Waste Not Want Not
As an artist, more than I’d like to admit, “waste not want not” has a lot to do with how I function. It took me a long time to decide to switch from watercolor to acrylic, partly because I already had tons of unused watercolor supplies: paper, brushes, paint, etc. which would all be “wasted” if I didn’t use them.
Now that I’m using acrylics, I’m careful not to buy too much paint, because you never know what you might want or need in the future. Maybe I’ll ultimately decide not to continue working with fluid acrylics, or whatever. In my abstract sketch class, I continue to use my watercolors to do the sketches (it will take me forever to use them up this way) and I sketch on both sides of the paper, because I’m never sure at that stage which sketch will turn into a successful acrylic painting.
Then, once I’ve done the painting, if it’s successful and I like it, I might still decide to do the painting of the sketch on the other side. Hey, it might be even better than the one I just finished. And if not, no harm done.
If a painting isn’t completely successful, I have a couple of options.
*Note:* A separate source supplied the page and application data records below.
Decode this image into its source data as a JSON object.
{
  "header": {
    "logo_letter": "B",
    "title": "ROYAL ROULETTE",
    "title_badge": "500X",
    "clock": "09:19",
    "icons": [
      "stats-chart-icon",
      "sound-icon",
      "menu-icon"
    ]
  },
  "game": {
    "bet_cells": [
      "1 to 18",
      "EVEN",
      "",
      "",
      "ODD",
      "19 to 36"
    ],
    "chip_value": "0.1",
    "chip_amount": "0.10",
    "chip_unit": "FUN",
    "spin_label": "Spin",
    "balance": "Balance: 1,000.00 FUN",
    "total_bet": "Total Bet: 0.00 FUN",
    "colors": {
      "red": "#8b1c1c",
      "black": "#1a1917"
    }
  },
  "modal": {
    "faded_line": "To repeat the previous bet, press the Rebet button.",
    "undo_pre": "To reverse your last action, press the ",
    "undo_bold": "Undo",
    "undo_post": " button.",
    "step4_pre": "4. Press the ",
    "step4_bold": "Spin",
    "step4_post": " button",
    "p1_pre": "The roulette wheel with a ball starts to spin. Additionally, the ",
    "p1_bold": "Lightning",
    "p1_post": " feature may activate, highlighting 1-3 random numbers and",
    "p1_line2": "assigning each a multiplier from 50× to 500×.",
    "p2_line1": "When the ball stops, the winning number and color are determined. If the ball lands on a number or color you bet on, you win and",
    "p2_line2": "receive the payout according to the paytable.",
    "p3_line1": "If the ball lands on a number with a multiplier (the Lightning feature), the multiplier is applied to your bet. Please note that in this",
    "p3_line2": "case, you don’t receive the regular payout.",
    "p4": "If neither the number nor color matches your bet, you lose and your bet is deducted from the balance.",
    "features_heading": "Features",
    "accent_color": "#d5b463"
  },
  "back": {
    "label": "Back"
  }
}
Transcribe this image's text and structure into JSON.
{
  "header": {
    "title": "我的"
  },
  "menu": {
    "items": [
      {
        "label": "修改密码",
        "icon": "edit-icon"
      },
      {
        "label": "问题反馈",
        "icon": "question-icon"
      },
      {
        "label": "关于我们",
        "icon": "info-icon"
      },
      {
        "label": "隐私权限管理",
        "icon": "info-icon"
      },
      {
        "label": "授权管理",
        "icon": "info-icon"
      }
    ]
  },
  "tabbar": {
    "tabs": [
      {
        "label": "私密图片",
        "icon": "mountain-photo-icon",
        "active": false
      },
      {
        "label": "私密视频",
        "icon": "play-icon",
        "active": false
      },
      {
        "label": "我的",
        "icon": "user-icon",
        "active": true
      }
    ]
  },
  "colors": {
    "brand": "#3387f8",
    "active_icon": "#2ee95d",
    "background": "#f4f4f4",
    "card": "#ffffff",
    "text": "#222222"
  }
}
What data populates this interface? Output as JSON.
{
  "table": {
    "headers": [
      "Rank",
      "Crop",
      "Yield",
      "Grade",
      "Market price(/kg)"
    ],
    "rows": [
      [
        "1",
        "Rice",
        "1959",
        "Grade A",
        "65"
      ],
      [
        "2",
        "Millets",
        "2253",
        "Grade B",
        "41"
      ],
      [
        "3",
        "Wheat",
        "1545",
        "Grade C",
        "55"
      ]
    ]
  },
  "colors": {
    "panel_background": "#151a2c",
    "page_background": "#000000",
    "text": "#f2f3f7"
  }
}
For example:
I actually like this, but that red swoop at the top right is just too dominant (and the yellow and orange squares), and everything just sorta gets washed out at the bottom. So my first line of attack is to crop it vertically (you can see the pencil line telling me where) and horizontally.
This is much better, but I’m actually only cropping it digitally, not really cutting it up. And that’s because my second line of attack is to paint the sketch on the other side and see which I like more. Either way, whoever buys it, gets two for the price of one. And that really is “waste not want not.”